3. They readily admit their mistakes – People who work in an environment of fear hide their mistakes and hope that no one finds out. They’ve learned the hard way that if they make a mistake there is going to be hell to pay. So they brush it under the rug, try to fix it as best as they can, and hope and pray the boss doesn’t find out. On the other hand, people who work in an environment of freedom will bring their mistakes to the boss’ attention, most likely after they’ve already resolved the problem (because they aren’t afraid to take initiative to fix their own mistakes). Freedom inspires looking at mistakes as learning opportunities instead of occasions for discipline or punishment. How are mistakes handled in your team? Do team members have the freedom to openly address them or is it taboo to admit they goofed up?

4. They share their heart with you – If you have employees share their fears, hopes, and dreams with you, then you know you’ve inspired freedom. That means they’ve let down their guard, they trust you, and they’re willing to be vulnerable because they know you won’t judge them or take advantage of them. That doesn’t happen with leaders who inspire fear. Actually, not much of anything positive happens with leaders who lead by fear. People bring their whole selves to work. It’s just not possible to separate the personal and professional when you walk through the office doors, even though many leaders expect their people to do so, as if it’s as easy as flipping a light switch. Leaders in the 21st century have to know they are required to manage and lead the whole person, not just a warm body who shows up to do a job. If you’re people aren’t afraid to open up to you, then you’re doing a good job fostering freedom. If that’s not the case, then alarm bells should be going off in your mind because you’ve got a problem.

Those are four pretty clear signs a leader is fostering an environment of freedom. But how do leaders actually create that sort of vibe within their teams? How do they lead in freedom-inspiring ways? I’ll explore that in a future post. In the meantime, what are your thoughts? Are their other signs you would add that show a leader inspires freedom? Feel free to leave a comment and share your thoughts.

7 Comments on “Does Your Leadership Inspire Freedom or Fear? 4 Ways to Tell
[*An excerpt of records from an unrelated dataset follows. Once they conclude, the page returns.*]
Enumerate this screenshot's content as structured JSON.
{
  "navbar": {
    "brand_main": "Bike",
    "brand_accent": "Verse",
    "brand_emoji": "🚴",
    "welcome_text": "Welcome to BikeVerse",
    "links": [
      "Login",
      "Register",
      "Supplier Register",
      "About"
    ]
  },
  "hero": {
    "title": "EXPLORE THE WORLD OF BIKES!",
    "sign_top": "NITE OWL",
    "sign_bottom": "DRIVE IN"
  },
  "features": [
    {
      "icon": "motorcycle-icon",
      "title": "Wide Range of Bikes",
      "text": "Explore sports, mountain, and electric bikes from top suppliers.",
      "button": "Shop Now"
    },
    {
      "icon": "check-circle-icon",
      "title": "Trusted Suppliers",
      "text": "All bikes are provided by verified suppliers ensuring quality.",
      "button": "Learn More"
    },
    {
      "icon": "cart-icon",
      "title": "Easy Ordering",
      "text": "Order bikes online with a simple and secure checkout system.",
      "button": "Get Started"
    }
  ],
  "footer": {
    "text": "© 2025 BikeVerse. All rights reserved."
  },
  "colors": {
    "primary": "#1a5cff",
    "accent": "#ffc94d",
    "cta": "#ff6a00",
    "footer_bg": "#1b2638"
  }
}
  1. Nice post for the holiday, Randy. I think you’ve covered critical ways to tell the difference between freedom and fear. How important it is that we all move towards freedom in our workforce! It has so many benefits, and many that the fear-based leaders don’t realize. Happy 4th to you and yours!

  2. Reblogged this on People Who Lead People and commented:
    I was impressed by the way Randy presented this leadership topic. It makes good sense to me. After all, if a leader does not allow freedom, then he is not a leader at all, but a dictator.
    How are you leading? Do you inspire freedom? Or do you demand servitude and submission?
    It’s worth a little introspection to discover your style.

  3. These are great examples. Number 1 & 2 are bigs ones. I am a district manager and I cannot count how many times I have coached my store managers on letting go of control. I see it as a leadership opportunity when assistant managers have to call their store managers for “permission” to try something new. They are almost afraid of making mistakes. If you cannot take a day off without getting called, I would question; your leadership style, your training skills or your team. Either way, it is a reflection of your leadership.

    • Great point Elita! Your comments reminds me of the old saying “the sign of a good leader is what happens when he/she isn’t there.”

      Thanks for taking the time to comment.


  4. Pingback: 5 Freedom-Fostering Ways to Develop High Performing Teams |

Leave a Reply

%d bloggers like this: